French Open 2017: Andy Murray set for Karen Khachanov test at Roland Garros
|French Open: Murray v Khachanov|
|Venue: Roland Garros, Paris Date: Monday, 5 June|
|Coverage: Listen to online radio commentary and follow text coverage on the BBC Sport website and app.|
World number one Andy Murray will face up-and-coming Russian Karen Khachanov in the fourth round of the French Open at about 11:30 BST on Monday.
Top seed Murray, 30, is trying to reach the last eight in Paris for the sixth time in the past seven years.
Khachanov, 21, is ranked 53rd and plays his first Grand Slam last-16 match after beating American John Isner.
"Mentally I feel pretty good just now," Briton Murray said after beating Juan Martin del Potro in round three.
Having struggled with fitness and form during much of the year, the Scot played superbly to see off the Argentine in straight sets on Saturday.
"After each round, I'm not thinking about winning," he said.
"I didn't come here with the mindset that I'm definitely going to go a long way.
"I was going to try and just get through the first round and hopefully feel better each day. That's been the case so far."
Khachanov poses a new challenge for the Wimbledon champion, and it will be the Russian's first match against any of the very top names in the sport.
He said: "That is what we are looking for, to play on the big arenas like here, centre court, and to play against world number one. I'm really looking forward for it."
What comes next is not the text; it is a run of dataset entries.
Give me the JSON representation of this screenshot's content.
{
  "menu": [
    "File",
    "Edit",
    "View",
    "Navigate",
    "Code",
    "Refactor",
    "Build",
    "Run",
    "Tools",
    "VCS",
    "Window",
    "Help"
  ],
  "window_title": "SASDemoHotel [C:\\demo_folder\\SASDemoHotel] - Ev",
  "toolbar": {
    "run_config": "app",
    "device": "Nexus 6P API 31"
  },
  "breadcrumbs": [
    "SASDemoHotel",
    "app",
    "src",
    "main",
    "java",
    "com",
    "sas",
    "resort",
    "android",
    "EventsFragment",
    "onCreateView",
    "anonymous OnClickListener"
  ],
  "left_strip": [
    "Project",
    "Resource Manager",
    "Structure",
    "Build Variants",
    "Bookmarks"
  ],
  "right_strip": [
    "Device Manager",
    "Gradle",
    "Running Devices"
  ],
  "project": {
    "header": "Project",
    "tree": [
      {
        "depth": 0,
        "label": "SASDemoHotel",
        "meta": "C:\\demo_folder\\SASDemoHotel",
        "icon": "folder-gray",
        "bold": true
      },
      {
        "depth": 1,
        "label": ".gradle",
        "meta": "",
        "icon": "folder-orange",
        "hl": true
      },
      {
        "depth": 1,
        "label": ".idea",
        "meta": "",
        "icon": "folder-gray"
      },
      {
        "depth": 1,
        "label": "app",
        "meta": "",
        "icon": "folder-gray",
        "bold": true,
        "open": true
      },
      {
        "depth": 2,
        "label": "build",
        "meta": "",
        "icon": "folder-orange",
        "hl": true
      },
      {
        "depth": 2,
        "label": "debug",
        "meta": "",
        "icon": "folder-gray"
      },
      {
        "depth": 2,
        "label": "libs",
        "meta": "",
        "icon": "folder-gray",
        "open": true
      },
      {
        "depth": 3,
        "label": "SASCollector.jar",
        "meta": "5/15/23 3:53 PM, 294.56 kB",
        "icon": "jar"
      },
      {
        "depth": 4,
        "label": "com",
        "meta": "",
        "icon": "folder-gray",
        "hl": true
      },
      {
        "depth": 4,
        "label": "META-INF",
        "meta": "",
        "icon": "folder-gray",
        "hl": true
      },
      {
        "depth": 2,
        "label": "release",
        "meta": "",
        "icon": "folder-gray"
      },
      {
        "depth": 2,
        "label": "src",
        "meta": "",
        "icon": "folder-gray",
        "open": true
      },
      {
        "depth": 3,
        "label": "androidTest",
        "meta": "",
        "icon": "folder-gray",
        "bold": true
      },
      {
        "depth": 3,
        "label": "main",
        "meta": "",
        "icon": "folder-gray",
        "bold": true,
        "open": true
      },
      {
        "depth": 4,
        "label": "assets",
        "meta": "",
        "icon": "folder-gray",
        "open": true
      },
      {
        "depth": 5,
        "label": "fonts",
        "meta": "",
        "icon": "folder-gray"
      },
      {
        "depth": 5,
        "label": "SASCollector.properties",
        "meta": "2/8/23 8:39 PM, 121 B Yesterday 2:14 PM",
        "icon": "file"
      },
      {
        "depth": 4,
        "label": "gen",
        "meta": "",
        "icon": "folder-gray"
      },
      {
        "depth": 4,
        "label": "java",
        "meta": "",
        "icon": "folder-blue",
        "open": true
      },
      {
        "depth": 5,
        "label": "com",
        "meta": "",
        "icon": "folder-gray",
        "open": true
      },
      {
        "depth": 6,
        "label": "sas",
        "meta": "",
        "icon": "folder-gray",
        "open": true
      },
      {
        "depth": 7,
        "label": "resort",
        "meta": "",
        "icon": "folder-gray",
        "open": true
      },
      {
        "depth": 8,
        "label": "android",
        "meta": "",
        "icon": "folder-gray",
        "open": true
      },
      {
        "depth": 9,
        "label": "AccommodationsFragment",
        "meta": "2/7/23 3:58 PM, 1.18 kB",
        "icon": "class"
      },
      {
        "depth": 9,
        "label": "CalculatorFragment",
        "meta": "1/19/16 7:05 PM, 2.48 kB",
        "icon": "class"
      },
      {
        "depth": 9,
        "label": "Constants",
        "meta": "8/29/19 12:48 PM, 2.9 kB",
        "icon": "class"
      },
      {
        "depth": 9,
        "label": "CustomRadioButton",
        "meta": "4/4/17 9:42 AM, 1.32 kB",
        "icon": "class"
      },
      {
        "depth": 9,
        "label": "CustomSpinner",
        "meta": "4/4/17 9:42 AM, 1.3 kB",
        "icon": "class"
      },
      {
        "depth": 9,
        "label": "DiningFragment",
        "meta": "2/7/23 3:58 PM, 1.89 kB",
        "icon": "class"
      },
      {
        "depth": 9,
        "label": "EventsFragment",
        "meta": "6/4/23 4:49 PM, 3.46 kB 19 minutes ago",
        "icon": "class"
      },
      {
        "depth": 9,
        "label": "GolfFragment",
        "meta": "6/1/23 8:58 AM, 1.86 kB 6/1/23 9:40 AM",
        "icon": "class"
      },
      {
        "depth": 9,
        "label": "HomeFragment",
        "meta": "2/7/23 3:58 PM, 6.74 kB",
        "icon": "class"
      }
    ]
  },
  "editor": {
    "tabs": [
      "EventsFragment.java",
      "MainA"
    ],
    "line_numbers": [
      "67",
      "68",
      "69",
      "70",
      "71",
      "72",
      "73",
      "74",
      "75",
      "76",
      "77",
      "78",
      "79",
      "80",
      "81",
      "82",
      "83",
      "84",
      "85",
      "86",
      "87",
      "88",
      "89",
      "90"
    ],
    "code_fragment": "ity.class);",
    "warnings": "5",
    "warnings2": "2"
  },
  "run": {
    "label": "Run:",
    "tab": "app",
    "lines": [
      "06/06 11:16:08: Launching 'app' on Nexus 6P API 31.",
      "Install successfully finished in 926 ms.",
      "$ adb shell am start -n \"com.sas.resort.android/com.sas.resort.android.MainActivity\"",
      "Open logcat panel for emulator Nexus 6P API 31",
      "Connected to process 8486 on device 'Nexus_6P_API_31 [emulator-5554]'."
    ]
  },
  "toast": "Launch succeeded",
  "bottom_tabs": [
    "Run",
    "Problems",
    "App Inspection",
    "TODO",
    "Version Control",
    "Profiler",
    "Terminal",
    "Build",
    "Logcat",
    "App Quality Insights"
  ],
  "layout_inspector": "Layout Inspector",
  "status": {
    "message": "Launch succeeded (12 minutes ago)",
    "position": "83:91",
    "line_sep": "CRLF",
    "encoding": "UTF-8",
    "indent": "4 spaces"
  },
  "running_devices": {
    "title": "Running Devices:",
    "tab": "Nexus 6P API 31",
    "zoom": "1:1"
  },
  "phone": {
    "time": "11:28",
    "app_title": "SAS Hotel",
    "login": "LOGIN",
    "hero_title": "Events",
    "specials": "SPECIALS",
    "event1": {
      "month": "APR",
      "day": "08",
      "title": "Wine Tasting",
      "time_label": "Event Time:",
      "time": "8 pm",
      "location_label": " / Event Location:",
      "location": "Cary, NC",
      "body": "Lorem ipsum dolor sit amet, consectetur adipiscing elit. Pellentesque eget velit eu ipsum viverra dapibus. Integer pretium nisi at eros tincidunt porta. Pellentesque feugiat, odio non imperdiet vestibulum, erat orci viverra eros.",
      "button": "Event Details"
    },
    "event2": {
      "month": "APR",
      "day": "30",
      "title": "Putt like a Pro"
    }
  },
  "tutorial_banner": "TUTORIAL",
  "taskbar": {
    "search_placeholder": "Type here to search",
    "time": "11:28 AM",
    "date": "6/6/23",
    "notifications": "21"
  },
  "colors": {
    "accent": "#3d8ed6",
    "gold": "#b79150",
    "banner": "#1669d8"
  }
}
Khachanov was born in Moscow but has trained in Barcelona for the past three years, during which time he has risen from outside the world's top 400 to become a fixture around the top 50.
The 6ft 6in right-hander has plenty of power, as he showed in seeing off big-serving Isner in the third round.
That followed his best win to date over 13th seed Tomas Berdych.
"I practised with him before he got on to the tour when he was like 350, and he was really good," said Murray.
"Big, strong guy. Generates a lot of power. He's also got a big serve."
Khachanov has hit 29 aces to Murray's 16 in the tournament, and has spent an hour less on court at just under the eight-hour mark.
Murray will head into the match with a very different mindset, however, following his impressive performance against Del Potro.
"I believe in myself, so even when things aren't going well, I believe I can turn it around," said Murray.
"The five-set format has definitely helped that, so I have maybe not been as anxious going into some of the matches, because I know there is some time to turn it around."